Why do new phone OLEDs burn in while old ones don't?
By - theeseyes
I think it has to do more with the use. Most burn ins in smartphones that I've seen are the keyboards in people that text a lot.
I use my phone way more than him especially since I've had it for 4 more years than him. Maybe it's a brightness thing. I thought maybe old devices didn't have the problem.
It is likely brightness related. I had an S8 which burned really bad in a short time, but so far my S10 seems unburnt. The S10 limits brightness more, even when outdoors in overboost. If I set the brightness to 100% on both phones (manual, no overboost), the S8 is much easier to read in the sun, even with it's burn damage.
Well that sucks lol
Also, probably higher peak brightness in newer displays.
Yea but burn in on oled is cumulative and so it doesnt really matter how you use it just that the pixel is wearing anyway
> it doesnt really matter how you use it
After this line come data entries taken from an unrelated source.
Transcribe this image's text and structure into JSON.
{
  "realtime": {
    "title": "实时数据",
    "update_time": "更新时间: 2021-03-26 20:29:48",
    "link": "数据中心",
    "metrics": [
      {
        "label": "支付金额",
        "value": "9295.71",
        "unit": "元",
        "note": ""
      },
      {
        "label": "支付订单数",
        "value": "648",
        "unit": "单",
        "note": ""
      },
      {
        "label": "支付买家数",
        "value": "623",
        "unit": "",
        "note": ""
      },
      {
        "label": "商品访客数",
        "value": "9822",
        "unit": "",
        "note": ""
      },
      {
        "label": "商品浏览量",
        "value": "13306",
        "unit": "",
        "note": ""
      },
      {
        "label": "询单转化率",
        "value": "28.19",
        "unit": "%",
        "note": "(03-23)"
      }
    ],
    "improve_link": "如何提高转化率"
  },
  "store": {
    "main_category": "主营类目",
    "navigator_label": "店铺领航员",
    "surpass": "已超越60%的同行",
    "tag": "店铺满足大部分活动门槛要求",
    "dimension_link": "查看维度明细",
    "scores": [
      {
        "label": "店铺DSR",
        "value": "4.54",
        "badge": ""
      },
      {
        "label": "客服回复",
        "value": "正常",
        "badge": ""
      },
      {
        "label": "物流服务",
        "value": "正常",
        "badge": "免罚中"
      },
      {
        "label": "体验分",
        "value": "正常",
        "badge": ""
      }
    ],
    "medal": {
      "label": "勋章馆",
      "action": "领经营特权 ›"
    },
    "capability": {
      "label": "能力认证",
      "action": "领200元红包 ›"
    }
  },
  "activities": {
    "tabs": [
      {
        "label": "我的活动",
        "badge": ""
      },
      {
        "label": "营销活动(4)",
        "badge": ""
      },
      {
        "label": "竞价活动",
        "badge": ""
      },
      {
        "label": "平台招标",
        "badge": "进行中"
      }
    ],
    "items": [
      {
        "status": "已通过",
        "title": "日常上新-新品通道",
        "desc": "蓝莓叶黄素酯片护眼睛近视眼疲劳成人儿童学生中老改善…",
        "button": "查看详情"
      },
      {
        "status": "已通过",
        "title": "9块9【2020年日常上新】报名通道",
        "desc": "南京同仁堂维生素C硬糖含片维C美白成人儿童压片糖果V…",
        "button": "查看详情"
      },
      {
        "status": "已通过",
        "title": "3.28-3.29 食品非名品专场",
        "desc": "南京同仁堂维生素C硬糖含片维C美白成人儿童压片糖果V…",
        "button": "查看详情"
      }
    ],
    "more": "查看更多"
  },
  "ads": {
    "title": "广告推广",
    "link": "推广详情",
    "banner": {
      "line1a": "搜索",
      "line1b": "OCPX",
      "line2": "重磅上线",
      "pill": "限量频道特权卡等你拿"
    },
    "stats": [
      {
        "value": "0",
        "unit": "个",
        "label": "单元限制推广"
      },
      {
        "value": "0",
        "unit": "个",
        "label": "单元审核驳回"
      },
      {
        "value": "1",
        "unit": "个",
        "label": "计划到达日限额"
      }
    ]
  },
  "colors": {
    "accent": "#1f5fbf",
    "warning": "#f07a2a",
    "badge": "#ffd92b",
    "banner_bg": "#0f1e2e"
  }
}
Static images vs moving images, low vs high brightness make a huge difference. 2 phones with identical hours could have vastly different burn in.
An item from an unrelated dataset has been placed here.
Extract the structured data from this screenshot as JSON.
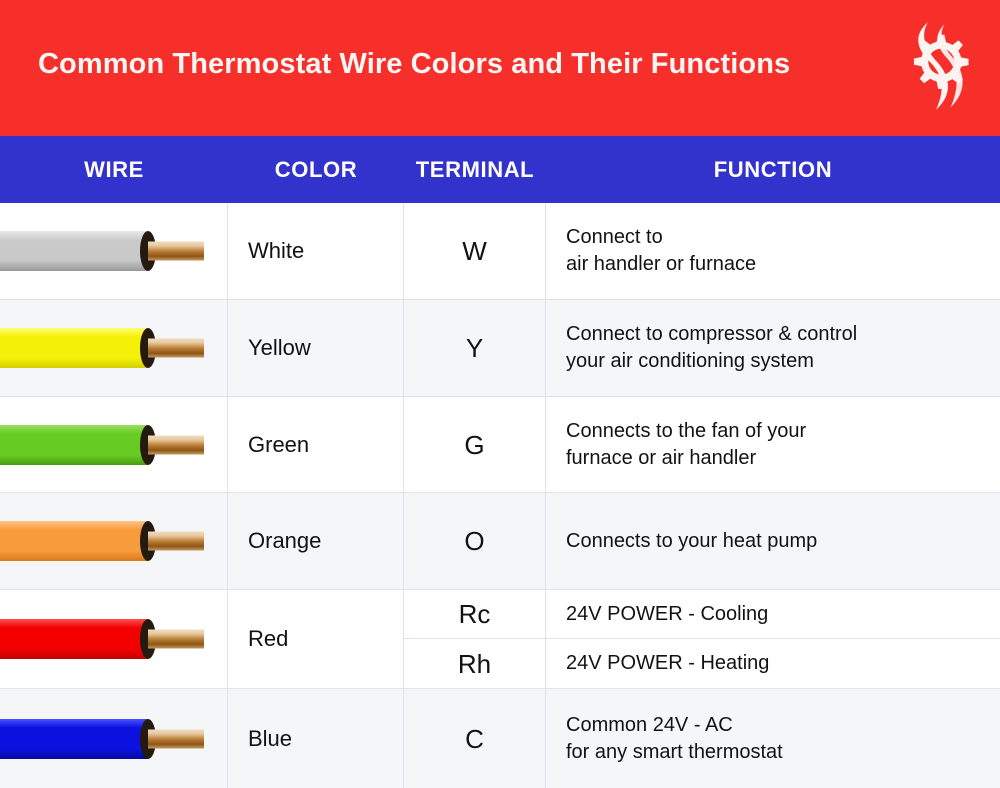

How old? My Galaxy S7 flat is burnt in.
I can notice the burnt app icons on a white screen, such as Chrome's.
Been using it daily for 6 years.
Galaxy note 4 only goes up to 330-350 nits, Galaxy Note 9 is twice as bright at over 700 nits.
I think it can go to 700+ nits. But I think you're right. I only keep it at like 20% brightness
Everywhere I look on the internet it says the Note 4 can only get to 330 to 365 nits range at MAX brightness. This might be why the Note 4 doesn't burn in as easily.
Seems like it only hits above 700 when using auto brightness in direct sunlight. Which I rarely use. So I think you're right about the brightness difference.
Every single one of my OLED phones have experienced burn in particularly on the status bar. Starting from Droid Incredible, Galaxy S3, OnePlus 3T.
He could use his phone a lot more than you do. I average 4-6 hours OST daily probably.
I definitely use my phone a lot more than him. Especially since I've had it for 4 more years.
Maybe it's a brightness thing. So weird.
Brightness and contrast tend to have the biggest impact on image retention. I specifically tune down the brightness a bit and use dark mode whenever possible.
My experience has been exactly the opposite, and I would venture to guess that since you're comparing your device to someone else's, that this is a use/brightness related thing, not a age of the screen thing.